* What the exercise asks
Whenever the string "this" appears in a line below, please copy the line out.

===== Listed entries =====

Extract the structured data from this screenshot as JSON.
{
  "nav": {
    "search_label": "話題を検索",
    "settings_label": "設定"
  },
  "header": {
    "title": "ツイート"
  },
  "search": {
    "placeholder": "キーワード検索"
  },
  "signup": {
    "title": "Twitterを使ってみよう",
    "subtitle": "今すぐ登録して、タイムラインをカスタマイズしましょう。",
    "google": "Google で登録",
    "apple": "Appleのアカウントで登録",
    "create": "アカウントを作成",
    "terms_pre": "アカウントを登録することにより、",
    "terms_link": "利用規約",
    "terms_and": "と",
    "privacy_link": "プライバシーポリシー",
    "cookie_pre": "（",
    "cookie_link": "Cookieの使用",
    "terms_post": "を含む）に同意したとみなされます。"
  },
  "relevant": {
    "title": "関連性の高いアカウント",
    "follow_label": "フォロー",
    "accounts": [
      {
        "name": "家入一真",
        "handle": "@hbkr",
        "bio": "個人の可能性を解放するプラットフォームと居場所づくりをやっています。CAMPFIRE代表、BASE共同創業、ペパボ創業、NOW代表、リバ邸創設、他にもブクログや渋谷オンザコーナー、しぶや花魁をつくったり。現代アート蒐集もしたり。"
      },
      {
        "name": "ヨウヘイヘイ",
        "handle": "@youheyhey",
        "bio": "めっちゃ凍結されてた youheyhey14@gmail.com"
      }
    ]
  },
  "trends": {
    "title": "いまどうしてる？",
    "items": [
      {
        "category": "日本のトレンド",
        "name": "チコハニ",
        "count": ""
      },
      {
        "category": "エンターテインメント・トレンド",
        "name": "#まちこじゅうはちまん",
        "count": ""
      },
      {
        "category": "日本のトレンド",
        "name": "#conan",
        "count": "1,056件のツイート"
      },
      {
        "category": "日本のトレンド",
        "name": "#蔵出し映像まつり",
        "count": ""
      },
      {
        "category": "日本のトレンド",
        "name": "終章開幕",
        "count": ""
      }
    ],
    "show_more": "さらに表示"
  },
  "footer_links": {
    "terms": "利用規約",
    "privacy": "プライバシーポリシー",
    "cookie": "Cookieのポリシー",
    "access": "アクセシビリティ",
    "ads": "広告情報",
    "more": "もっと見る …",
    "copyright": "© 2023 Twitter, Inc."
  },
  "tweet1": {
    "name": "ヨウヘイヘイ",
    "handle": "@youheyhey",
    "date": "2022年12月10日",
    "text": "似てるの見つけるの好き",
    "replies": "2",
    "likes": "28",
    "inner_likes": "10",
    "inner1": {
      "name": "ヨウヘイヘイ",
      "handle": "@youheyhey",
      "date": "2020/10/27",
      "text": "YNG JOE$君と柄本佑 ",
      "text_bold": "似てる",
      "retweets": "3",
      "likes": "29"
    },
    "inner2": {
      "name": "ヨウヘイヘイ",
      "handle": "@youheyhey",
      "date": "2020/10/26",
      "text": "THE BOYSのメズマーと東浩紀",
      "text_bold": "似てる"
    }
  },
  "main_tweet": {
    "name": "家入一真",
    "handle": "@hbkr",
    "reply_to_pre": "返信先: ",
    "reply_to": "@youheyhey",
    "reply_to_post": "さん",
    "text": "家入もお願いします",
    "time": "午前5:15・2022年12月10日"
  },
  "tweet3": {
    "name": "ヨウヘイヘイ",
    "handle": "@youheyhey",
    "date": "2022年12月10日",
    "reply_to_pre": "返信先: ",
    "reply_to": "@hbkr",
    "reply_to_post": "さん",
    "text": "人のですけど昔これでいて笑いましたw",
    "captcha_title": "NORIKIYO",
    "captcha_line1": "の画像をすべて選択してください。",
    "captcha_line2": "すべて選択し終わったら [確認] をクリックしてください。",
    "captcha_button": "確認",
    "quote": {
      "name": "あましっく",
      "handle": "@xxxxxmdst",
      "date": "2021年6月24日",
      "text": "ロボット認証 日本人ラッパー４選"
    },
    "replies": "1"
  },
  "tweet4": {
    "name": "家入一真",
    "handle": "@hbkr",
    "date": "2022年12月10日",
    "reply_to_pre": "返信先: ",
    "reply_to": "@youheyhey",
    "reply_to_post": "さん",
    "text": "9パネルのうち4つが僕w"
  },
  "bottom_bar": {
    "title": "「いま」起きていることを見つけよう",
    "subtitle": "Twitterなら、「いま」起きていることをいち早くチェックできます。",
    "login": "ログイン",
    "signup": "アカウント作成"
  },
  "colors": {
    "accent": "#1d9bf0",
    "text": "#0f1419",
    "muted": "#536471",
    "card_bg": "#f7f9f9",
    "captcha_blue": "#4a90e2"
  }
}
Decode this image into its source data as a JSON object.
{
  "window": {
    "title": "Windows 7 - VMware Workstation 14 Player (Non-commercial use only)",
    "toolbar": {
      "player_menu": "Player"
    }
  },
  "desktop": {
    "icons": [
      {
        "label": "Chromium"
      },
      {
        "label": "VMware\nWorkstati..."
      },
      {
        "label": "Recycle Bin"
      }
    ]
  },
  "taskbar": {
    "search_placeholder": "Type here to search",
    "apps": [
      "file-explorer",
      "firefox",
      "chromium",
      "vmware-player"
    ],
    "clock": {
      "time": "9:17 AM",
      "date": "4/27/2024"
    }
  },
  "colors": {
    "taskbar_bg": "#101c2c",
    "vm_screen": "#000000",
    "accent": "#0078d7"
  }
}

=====

* Written answer
Extract the structured data from this screenshot as JSON.
Decode this image into its source data as a JSON object.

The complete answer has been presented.